WASHINGTON -- The air war over Yugoslavia, heralded for an unprecedented use of precision munitions, is turning to old-fashioned "dumb" bombs in hopes of finishing off Serbian forces.
With Yugoslav air defenses posing less and less of a threat, NATO has been dispatching B-52s, B-1s and other bombers to shower Yugoslavia with off-fashioned, unguided gravity bombs.
Also in greater use are the unguided cluster bombs that spray shrapnel over a wide area to wipe out troops and vehicles.
Through the beginning of May, some Pentagon officials boasted that nearly all of the ordnance used in Yugoslavia was sophisticated guided munitions capable of striking targets while sparing nearby structures.
Now, officials say alliance forces have dropped more than 4,000 unguided bombs, about 30 percent of the more than 14,000 that have been unloaded on Yugoslavia since the air war began March 24.
The surge in percentage of gravity bombs suggests that in recent days their use has been high.
"As the [Yugoslav] integrated air defense has been taken down to where we had local air superiority and could fly with less danger we've switched," said Maj. Gen. Charles Wald, a senior planner with the Joint Chiefs of Staff.
Most "collateral damage" -- unintended civilian casualties and property losses -- during the air war has been connected to the use of guided munitions.
NATO officials insist they use the unguided variety only where targets are large and distant from civilian sites.
Yet the use of more unguided ordnance has not pleased critics of cluster bombs. They contend that such strikes leave behind duds that later kill and maim civilians.
About 5 percent of such "bomblets" -- the small projectiles within each cluster bomb -- are unexploded, they say.
"We've noticed this trend," said Joost Hiltermann, executive director of the arms-control unit of Human Rights Watch, which opposes the use of cluster bombs.
The bombs' optimal use is on targets that cover a wide area, officials said.
NATO officials have acknowledged using 500-pound Mark 82 gravity bombs on ammunition storage areas, fuel depots, barracks and airfields; they say cluster bombs have been used on airfields, ammunition dumps, supply centers and areas where military vehicles are concentrated.
Air Force Col. Phil Meilinger, an air power expert at the Naval War College in Newport, R.I., said that while some observers might conclude that use of unguided bombs suggests NATO is "taking off the gloves and getting nasty," the use of these weapons in such circumstances is customary.

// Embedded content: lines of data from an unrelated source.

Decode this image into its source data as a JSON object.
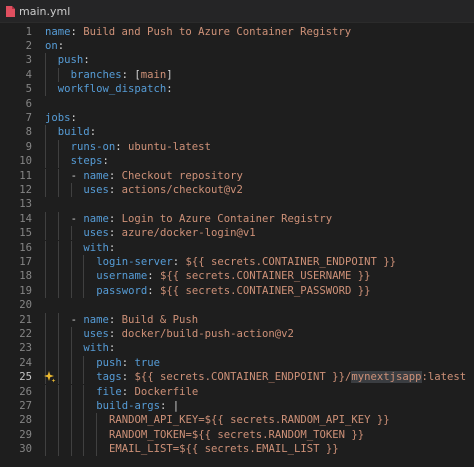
{
  "tab": {
    "filename": "main.yml",
    "icon": "yaml-file-icon",
    "icon_color": "#e04f5f"
  },
  "active_line": 25,
  "colors": {
    "key": "#569cd6",
    "string": "#ce9178",
    "punctuation": "#d4d4d4",
    "background": "#1e1e1e"
  },
  "lines": [
    {
      "n": "1",
      "indent": 0,
      "tokens": [
        [
          "k",
          "name"
        ],
        [
          "p",
          ": "
        ],
        [
          "s",
          "Build and Push to Azure Container Registry"
        ]
      ]
    },
    {
      "n": "2",
      "indent": 0,
      "tokens": [
        [
          "k",
          "on"
        ],
        [
          "p",
          ":"
        ]
      ]
    },
    {
      "n": "3",
      "indent": 2,
      "tokens": [
        [
          "k",
          "push"
        ],
        [
          "p",
          ":"
        ]
      ]
    },
    {
      "n": "4",
      "indent": 4,
      "tokens": [
        [
          "k",
          "branches"
        ],
        [
          "p",
          ": ["
        ],
        [
          "s",
          "main"
        ],
        [
          "p",
          "]"
        ]
      ]
    },
    {
      "n": "5",
      "indent": 2,
      "tokens": [
        [
          "k",
          "workflow_dispatch"
        ],
        [
          "p",
          ":"
        ]
      ]
    },
    {
      "n": "6",
      "indent": 0,
      "tokens": []
    },
    {
      "n": "7",
      "indent": 0,
      "tokens": [
        [
          "k",
          "jobs"
        ],
        [
          "p",
          ":"
        ]
      ]
    },
    {
      "n": "8",
      "indent": 2,
      "tokens": [
        [
          "k",
          "build"
        ],
        [
          "p",
          ":"
        ]
      ]
    },
    {
      "n": "9",
      "indent": 4,
      "tokens": [
        [
          "k",
          "runs-on"
        ],
        [
          "p",
          ": "
        ],
        [
          "s",
          "ubuntu-latest"
        ]
      ]
    },
    {
      "n": "10",
      "indent": 4,
      "tokens": [
        [
          "k",
          "steps"
        ],
        [
          "p",
          ":"
        ]
      ]
    },
    {
      "n": "11",
      "indent": 4,
      "tokens": [
        [
          "p",
          "- "
        ],
        [
          "k",
          "name"
        ],
        [
          "p",
          ": "
        ],
        [
          "s",
          "Checkout repository"
        ]
      ]
    },
    {
      "n": "12",
      "indent": 6,
      "tokens": [
        [
          "k",
          "uses"
        ],
        [
          "p",
          ": "
        ],
        [
          "s",
          "actions/checkout@v2"
        ]
      ]
    },
    {
      "n": "13",
      "indent": 0,
      "tokens": []
    },
    {
      "n": "14",
      "indent": 4,
      "tokens": [
        [
          "p",
          "- "
        ],
        [
          "k",
          "name"
        ],
        [
          "p",
          ": "
        ],
        [
          "s",
          "Login to Azure Container Registry"
        ]
      ]
    },
    {
      "n": "15",
      "indent": 6,
      "tokens": [
        [
          "k",
          "uses"
        ],
        [
          "p",
          ": "
        ],
        [
          "s",
          "azure/docker-login@v1"
        ]
      ]
    },
    {
      "n": "16",
      "indent": 6,
      "tokens": [
        [
          "k",
          "with"
        ],
        [
          "p",
          ":"
        ]
      ]
    },
    {
      "n": "17",
      "indent": 8,
      "tokens": [
        [
          "k",
          "login-server"
        ],
        [
          "p",
          ": "
        ],
        [
          "s",
          "${{ secrets.CONTAINER_ENDPOINT }}"
        ]
      ]
    },
    {
      "n": "18",
      "indent": 8,
      "tokens": [
        [
          "k",
          "username"
        ],
        [
          "p",
          ": "
        ],
        [
          "s",
          "${{ secrets.CONTAINER_USERNAME }}"
        ]
      ]
    },
    {
      "n": "19",
      "indent": 8,
      "tokens": [
        [
          "k",
          "password"
        ],
        [
          "p",
          ": "
        ],
        [
          "s",
          "${{ secrets.CONTAINER_PASSWORD }}"
        ]
      ]
    },
    {
      "n": "20",
      "indent": 0,
      "tokens": []
    },
    {
      "n": "21",
      "indent": 4,
      "tokens": [
        [
          "p",
          "- "
        ],
        [
          "k",
          "name"
        ],
        [
          "p",
          ": "
        ],
        [
          "s",
          "Build & Push"
        ]
      ]
    },
    {
      "n": "22",
      "indent": 6,
      "tokens": [
        [
          "k",
          "uses"
        ],
        [
          "p",
          ": "
        ],
        [
          "s",
          "docker/build-push-action@v2"
        ]
      ]
    },
    {
      "n": "23",
      "indent": 6,
      "tokens": [
        [
          "k",
          "with"
        ],
        [
          "p",
          ":"
        ]
      ]
    },
    {
      "n": "24",
      "indent": 8,
      "tokens": [
        [
          "k",
          "push"
        ],
        [
          "p",
          ": "
        ],
        [
          "k",
          "true"
        ]
      ]
    },
    {
      "n": "25",
      "indent": 8,
      "tokens": [
        [
          "k",
          "tags"
        ],
        [
          "p",
          ": "
        ],
        [
          "s",
          "${{ secrets.CONTAINER_ENDPOINT }}/"
        ],
        [
          "sel",
          "mynextjsapp"
        ],
        [
          "s",
          ":latest"
        ]
      ]
    },
    {
      "n": "26",
      "indent": 8,
      "tokens": [
        [
          "k",
          "file"
        ],
        [
          "p",
          ": "
        ],
        [
          "s",
          "Dockerfile"
        ]
      ]
    },
    {
      "n": "27",
      "indent": 8,
      "tokens": [
        [
          "k",
          "build-args"
        ],
        [
          "p",
          ": |"
        ]
      ]
    },
    {
      "n": "28",
      "indent": 10,
      "tokens": [
        [
          "s",
          "RANDOM_API_KEY=${{ secrets.RANDOM_API_KEY }}"
        ]
      ]
    },
    {
      "n": "29",
      "indent": 10,
      "tokens": [
        [
          "s",
          "RANDOM_TOKEN=${{ secrets.RANDOM_TOKEN }}"
        ]
      ]
    },
    {
      "n": "30",
      "indent": 10,
      "tokens": [
        [
          "s",
          "EMAIL_LIST=${{ secrets.EMAIL_LIST }}"
        ]
      ]
    }
  ]
}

One advantage of the unguided bombs is cost: Each Mark 82 costs about $1,100, while so-called "smart" bombs can cost hundreds of thousands of dollars each. Cruise missiles cost about $1 million apiece.
And, as NATO is hoping to frighten Yugoslav officials to the bargaining table, there is the psychological impact of thunderous B-52s.
They typically fly in groups of three and drop as many as 51 of the 500-pound bombs.
Pub Date: 5/29/99